Because I am most interested in fantasy and science fiction, I am deeply impressed with Burlew's ability to develop complex and far-reaching "quests" for his characters. His MacGuffins are not merely magical plot devices used to get characters moving. He develops a real resonating purpose for each character's focus on the plot goals. (One caveat of this webcomic: I recommend staying out of the online forums. The rabid users there are every bit as pig-ignorant as the commentators on Yahoo News, and have no problems flaming to a crisp anyone that doesn't agree with their point of view. Moderation is usually done after the fact and makes no attempt to be fair or even reasonable. I was very disappointed in my brief sojourn there, and have not returned since October of 2008.)
Of course, the next question I can hear you thinking is, "Why a webcomic, Chris? Why not just read a book to get examples of characterization, plot development, and action sequences?"
Of course you can do that. I don't discount that much of my writing comes from influences like Chris Bunch, David Eddings, Simon Green, and Terry Pratchett. I'm all for reading as much and as widely as possible in your chosen genre and trying to absorb as much as you can from it. This is just one more example of that in action.
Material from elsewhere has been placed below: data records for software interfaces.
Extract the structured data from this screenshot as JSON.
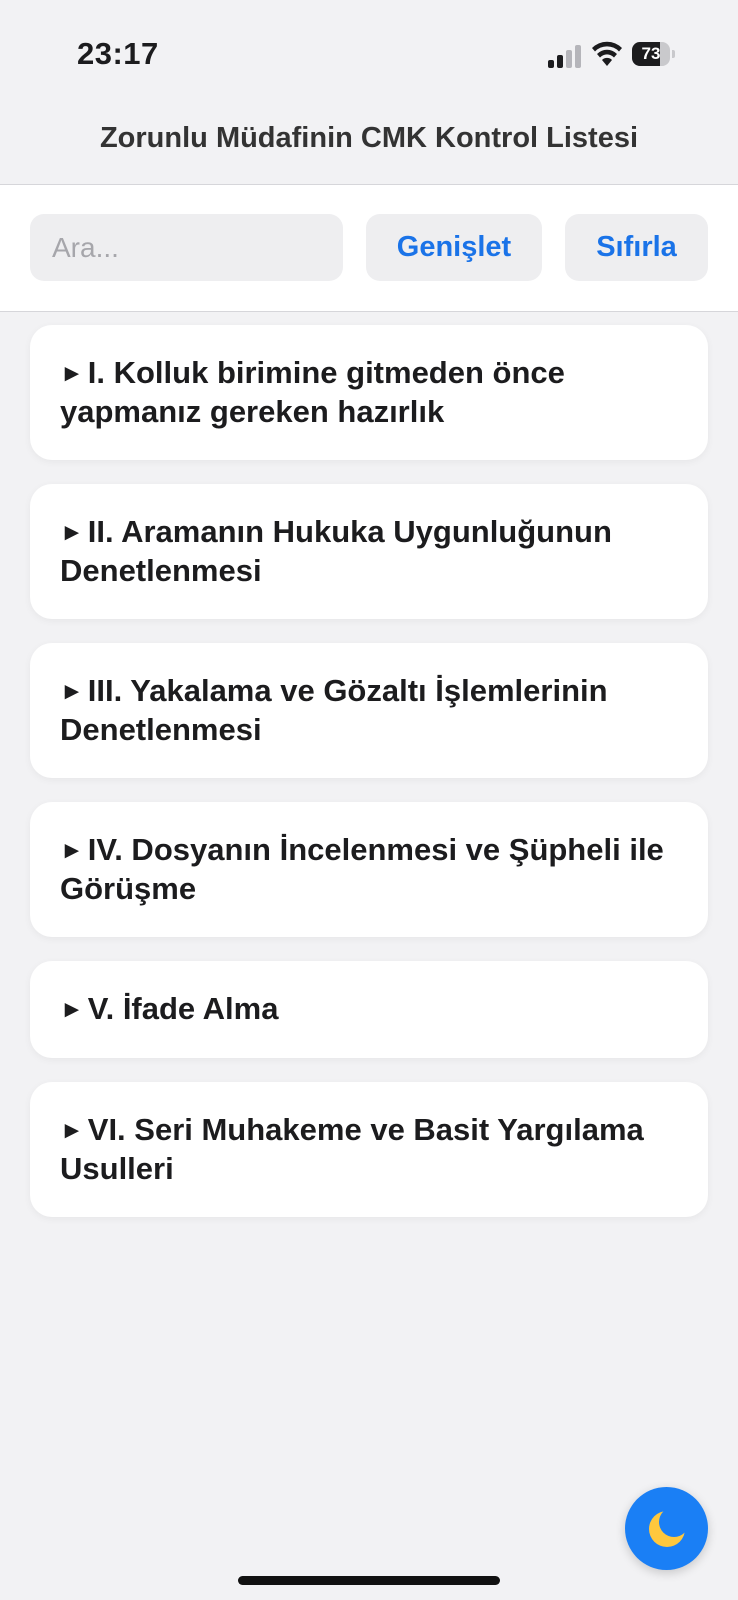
{
  "status_bar": {
    "time": "23:17",
    "battery_level": "73",
    "signal_bars_active": 2,
    "signal_bars_total": 4
  },
  "header": {
    "title": "Zorunlu Müdafinin CMK Kontrol Listesi"
  },
  "toolbar": {
    "search_placeholder": "Ara...",
    "expand_label": "Genişlet",
    "reset_label": "Sıfırla"
  },
  "sections": [
    {
      "arrow": "►",
      "label": "I. Kolluk birimine gitmeden önce yapmanız gereken hazırlık"
    },
    {
      "arrow": "►",
      "label": "II. Aramanın Hukuka Uygunluğunun Denetlenmesi"
    },
    {
      "arrow": "►",
      "label": "III. Yakalama ve Gözaltı İşlemlerinin Denetlenmesi"
    },
    {
      "arrow": "►",
      "label": "IV. Dosyanın İncelenmesi ve Şüpheli ile Görüşme"
    },
    {
      "arrow": "►",
      "label": "V. İfade Alma"
    },
    {
      "arrow": "►",
      "label": "VI. Seri Muhakeme ve Basit Yargılama Usulleri"
    }
  ],
  "fab": {
    "icon": "moon-icon",
    "glyph": "🌙"
  },
  "colors": {
    "accent": "#1a73e8",
    "fab": "#1a7ff5",
    "background": "#f2f2f4"
  }
}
There was a time when webcomics were laughed at. United Artists-- the same company that forced Bill Watterson to stop making Calvin and Hobbes because they insisted on licensing his merchandise against his will, openly laughed at webcomics in the early 1990s, claiming that the medium was not only not profitable, but it was only effective for comic writers who couldn't get published any other way.
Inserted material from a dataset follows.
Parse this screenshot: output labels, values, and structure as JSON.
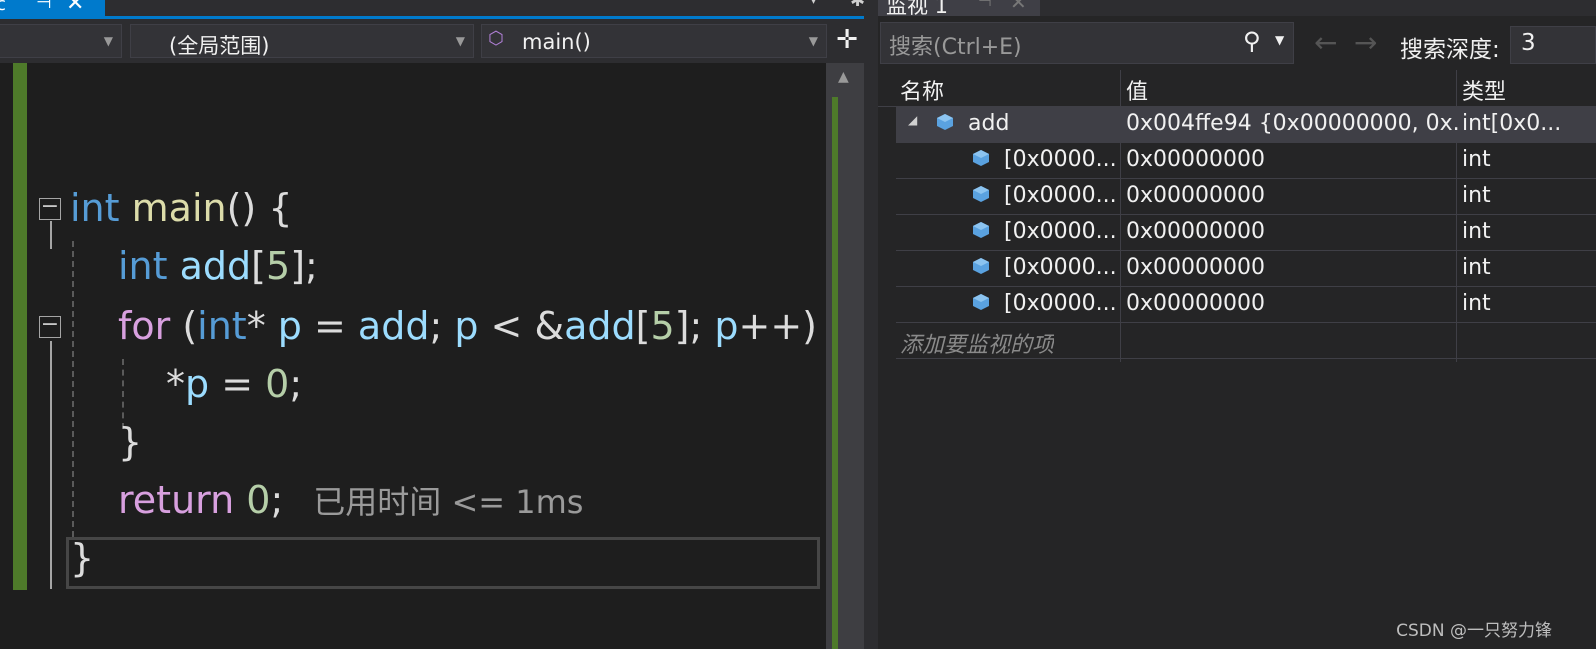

By the way, this is the same miserable bullshit argument that professional editors and publishers use to to defame self-publishing. They were the ones to call it "Vanity Press," and they still insist that self-publication means that you weren't good enough to make it in the "real" world of publication. Rich Burlew (Order of the Stick), Tim Buckley (Ctrl-Alt-Del), Jerry Holkins and Mike Krahulik (Penny Arcade), and Dave Kellet (Sheldon) may disagree that the medium isn't successful, since they make their livings off of it. (In fact, you can simply go HERE and check out a list of comics that pay handsomely enough to keep their writers solvent.)
My point here is a simple one: as an author, you should probably be seeking out examples of good writing wherever they may lurk. Just because it's bound to a simplistic form and also uses pictures to convey meaning rather than expository description doesn't mean that comics aren't also a source of good writing. Since most webcomics are freely available, including archives that go back more than a decade in some cases (like Sluggy), you can read them as you choose, unlike buying a $2.99 comic book every month, or shelling out $9.99 for a novel. (Not that I am trying to discourage either of those purchases, but free is always good.)
In addition to some laugh out loud humor and some incredible artwork, you might find something else as well...
... you might come home with a new family member.
Virgins Slain, Dragons Rescued.
Reasonable rates for all budgets!